* [PROBLEM TO WORK ON] Every line below that mentions the word "Figure" should be copied out.

Web page and app entries

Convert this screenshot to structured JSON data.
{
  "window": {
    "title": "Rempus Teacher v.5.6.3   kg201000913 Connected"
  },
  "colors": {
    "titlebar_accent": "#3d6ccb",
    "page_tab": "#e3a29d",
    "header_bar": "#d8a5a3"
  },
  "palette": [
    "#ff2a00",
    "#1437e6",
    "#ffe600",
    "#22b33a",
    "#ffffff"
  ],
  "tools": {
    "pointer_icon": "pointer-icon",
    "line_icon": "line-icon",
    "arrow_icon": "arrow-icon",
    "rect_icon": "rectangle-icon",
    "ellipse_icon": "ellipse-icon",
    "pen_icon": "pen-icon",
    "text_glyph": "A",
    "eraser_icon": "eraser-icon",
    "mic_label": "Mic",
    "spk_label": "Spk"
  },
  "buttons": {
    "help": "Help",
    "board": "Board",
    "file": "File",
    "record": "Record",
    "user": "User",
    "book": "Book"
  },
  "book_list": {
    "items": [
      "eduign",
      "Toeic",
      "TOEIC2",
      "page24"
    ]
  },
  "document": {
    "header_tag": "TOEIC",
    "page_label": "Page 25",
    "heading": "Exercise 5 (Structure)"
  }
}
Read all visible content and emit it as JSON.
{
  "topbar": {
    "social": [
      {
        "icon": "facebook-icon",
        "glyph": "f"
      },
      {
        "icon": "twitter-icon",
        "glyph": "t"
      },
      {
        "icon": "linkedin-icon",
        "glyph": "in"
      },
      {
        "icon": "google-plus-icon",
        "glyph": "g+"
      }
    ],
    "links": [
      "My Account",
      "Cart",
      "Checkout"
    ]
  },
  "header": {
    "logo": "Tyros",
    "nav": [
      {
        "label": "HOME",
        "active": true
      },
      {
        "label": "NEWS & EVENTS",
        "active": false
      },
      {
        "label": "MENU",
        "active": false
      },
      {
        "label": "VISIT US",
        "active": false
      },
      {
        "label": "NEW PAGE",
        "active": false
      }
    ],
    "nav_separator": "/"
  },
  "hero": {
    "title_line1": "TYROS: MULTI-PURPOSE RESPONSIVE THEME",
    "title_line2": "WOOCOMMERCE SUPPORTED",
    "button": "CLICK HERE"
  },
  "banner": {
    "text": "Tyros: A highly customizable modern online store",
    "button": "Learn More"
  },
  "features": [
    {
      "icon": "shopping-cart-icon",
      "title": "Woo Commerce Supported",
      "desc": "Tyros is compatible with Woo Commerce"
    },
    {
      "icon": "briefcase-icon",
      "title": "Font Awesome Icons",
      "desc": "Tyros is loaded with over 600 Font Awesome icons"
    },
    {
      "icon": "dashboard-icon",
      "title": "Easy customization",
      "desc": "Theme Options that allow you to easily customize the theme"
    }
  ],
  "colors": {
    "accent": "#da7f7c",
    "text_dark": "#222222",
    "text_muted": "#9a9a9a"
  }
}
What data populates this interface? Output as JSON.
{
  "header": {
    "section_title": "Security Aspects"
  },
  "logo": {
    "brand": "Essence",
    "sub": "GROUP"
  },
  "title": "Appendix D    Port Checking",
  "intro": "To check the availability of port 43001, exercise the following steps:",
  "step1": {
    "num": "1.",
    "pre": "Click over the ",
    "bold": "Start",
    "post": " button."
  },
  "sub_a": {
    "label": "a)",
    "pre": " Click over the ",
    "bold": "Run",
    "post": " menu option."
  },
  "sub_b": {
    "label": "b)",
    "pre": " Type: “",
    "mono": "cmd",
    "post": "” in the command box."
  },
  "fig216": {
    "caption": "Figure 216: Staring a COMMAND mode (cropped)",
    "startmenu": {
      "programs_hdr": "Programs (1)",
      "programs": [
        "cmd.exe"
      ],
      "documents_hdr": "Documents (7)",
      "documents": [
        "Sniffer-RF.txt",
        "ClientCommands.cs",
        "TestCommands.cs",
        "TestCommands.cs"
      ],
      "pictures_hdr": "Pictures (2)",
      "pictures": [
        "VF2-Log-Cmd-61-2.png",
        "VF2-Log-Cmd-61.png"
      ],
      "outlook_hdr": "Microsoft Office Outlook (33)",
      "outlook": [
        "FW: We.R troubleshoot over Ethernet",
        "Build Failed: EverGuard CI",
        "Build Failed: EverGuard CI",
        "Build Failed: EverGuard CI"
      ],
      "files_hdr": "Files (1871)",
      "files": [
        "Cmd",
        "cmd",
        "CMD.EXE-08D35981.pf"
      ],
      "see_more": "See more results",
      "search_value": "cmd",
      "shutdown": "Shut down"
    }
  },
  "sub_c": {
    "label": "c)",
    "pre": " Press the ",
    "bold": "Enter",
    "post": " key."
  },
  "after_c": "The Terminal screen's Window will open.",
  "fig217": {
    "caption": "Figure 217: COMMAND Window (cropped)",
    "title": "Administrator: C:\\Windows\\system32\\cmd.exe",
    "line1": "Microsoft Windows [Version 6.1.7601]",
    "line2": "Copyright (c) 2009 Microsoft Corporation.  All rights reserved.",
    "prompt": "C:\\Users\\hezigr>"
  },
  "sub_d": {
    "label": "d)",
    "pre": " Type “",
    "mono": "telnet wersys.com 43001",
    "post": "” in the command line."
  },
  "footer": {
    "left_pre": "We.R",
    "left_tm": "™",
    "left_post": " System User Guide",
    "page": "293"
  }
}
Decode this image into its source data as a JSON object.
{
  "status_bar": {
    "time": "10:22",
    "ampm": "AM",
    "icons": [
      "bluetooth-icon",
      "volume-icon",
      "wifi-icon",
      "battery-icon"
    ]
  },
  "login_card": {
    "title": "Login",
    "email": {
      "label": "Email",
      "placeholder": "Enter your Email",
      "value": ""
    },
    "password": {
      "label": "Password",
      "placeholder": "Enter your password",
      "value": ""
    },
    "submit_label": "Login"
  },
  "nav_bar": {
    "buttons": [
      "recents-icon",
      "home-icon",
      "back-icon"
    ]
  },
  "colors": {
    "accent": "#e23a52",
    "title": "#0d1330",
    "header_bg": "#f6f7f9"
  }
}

* [FINISHED TASK]
    "caption": "Figure 216: Staring a COMMAND mode (cropped)",
    "caption": "Figure 217: COMMAND Window (cropped)",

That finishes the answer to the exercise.